of the shows, as well as the menu or to
make reservations, contact the Williamsburg at (231) 938-2181 or go to
cateringbykellys.com.
 
Monday, May 23, 2011

Wishbones Coffee Shop & Cafe

Dining Ross Boissoneau Desperate times call for desperate measures.
That’s one way of looking at Wishbones, the coffeshop and café located smack dab in the middle of Cedar Creek Interiors furnishings and design store on Union Street.
Or you could look at it as a unique innovation, something that’s in vogue in some of the trend-setting areas of the country.
Kim Hooker says they’re both true.
“It’s something they’re doing in other places,” said Hooker, half the team at Cedar Creek Interiors, prior to the café’s opening. 
She also says that seeing other companies and stores going out of business locally and across the country gave them the impetus to try something different.

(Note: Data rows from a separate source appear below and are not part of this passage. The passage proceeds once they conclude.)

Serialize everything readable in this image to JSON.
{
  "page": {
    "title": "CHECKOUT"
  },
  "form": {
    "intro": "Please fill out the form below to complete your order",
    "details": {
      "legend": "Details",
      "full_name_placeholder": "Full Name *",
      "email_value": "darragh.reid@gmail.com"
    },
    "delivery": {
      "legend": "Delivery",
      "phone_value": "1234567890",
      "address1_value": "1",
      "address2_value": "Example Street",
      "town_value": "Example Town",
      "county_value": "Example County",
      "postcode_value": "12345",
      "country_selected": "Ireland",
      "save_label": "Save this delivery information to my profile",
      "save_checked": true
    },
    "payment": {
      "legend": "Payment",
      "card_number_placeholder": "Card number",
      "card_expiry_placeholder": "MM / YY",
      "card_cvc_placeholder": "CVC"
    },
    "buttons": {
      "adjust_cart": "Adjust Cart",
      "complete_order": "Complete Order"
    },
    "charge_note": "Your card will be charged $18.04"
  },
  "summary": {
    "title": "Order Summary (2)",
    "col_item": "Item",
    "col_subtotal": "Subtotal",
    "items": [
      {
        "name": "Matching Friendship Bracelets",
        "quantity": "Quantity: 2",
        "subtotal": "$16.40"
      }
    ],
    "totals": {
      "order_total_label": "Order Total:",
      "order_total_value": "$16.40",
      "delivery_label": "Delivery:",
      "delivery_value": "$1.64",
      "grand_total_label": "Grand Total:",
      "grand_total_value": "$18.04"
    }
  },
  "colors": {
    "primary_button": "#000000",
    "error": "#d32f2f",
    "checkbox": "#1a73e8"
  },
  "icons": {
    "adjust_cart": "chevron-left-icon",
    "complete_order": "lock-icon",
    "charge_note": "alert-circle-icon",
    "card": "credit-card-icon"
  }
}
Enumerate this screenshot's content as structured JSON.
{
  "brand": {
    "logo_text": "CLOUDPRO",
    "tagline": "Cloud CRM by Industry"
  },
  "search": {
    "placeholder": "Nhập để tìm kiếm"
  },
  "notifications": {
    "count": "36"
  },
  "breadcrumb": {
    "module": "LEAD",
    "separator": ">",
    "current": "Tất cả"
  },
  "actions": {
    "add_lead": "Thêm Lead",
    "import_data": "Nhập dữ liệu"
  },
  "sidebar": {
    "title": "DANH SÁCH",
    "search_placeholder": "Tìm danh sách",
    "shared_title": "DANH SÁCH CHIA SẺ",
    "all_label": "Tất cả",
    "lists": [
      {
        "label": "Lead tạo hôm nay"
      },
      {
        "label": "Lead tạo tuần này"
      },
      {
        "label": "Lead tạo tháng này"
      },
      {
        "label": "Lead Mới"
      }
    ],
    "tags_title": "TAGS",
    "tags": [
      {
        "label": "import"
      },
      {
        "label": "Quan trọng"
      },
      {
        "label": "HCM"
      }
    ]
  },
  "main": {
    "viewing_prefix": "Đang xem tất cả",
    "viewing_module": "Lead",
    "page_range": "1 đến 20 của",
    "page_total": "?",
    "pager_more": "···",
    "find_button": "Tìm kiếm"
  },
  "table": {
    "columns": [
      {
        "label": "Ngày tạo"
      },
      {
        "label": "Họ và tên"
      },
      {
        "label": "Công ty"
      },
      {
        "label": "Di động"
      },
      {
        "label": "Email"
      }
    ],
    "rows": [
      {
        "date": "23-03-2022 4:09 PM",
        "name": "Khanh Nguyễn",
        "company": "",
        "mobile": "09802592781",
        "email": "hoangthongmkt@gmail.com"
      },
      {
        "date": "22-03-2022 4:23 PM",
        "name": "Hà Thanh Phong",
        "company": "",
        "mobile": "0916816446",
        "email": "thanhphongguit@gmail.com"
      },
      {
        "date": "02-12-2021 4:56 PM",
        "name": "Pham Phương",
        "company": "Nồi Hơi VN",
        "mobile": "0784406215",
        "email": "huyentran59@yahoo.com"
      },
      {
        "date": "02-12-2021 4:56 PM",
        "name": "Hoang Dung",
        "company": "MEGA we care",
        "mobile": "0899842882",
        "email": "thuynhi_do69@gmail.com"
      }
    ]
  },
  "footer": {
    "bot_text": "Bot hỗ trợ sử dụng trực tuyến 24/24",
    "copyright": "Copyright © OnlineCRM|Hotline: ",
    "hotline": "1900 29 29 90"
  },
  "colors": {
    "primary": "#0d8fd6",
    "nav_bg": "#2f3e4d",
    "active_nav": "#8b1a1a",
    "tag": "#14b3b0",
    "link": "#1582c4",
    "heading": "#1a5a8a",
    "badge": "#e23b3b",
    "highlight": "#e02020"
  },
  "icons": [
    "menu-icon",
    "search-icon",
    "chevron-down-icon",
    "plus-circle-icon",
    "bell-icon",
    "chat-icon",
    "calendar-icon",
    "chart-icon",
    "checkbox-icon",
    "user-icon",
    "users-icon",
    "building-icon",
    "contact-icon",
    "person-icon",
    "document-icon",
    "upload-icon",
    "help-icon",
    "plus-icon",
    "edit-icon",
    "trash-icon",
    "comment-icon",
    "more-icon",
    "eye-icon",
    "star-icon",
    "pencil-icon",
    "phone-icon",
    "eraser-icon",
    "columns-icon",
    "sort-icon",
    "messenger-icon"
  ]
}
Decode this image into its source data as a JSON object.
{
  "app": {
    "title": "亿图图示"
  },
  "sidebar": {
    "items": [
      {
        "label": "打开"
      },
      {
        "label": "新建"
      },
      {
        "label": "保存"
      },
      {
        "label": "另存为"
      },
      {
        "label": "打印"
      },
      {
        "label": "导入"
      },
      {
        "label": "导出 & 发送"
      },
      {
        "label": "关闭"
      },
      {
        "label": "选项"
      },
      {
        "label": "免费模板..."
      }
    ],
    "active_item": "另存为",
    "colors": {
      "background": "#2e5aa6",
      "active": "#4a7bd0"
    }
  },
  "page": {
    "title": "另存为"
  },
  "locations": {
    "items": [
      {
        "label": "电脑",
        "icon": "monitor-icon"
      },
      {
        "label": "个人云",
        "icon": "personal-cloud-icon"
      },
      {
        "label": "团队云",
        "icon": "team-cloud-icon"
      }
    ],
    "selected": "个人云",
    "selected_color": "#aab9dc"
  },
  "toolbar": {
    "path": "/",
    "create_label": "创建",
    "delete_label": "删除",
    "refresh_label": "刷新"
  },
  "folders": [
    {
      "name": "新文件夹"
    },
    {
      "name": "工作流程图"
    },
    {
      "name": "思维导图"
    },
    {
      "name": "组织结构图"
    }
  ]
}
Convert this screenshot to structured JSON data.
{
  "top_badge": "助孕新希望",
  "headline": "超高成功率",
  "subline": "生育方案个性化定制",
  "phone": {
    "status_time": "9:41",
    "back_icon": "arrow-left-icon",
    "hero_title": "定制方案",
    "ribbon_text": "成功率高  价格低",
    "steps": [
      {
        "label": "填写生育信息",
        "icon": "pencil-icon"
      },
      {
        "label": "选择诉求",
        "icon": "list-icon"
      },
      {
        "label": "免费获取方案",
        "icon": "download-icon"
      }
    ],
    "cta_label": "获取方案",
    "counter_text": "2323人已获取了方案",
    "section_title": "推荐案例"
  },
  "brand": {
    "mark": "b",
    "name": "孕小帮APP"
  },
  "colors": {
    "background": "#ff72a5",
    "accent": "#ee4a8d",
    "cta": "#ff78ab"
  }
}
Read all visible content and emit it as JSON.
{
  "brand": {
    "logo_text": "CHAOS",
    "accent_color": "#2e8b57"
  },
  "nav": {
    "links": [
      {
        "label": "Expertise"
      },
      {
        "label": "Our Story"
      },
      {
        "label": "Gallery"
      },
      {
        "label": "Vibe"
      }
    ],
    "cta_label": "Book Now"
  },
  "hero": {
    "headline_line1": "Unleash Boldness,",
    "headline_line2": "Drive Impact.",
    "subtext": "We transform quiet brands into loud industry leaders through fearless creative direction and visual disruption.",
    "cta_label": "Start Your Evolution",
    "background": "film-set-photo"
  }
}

Hooker, an accredited designer, said she and her partner, owner Kevin Graves, were seeking a way to lend some new cachet to their store.
At the same time, Mark Fowler, one of the former principals at another local coffee shop, was looking for a new location. 
Opportunity, meet necessity. So Graves and Hooker began brainstorming with Fowler and his partner, Sarah Montgomery. “It’s about two couples who live together and work together – you’ve got to love that,” said Hooker.
 
 
Close
Close
Close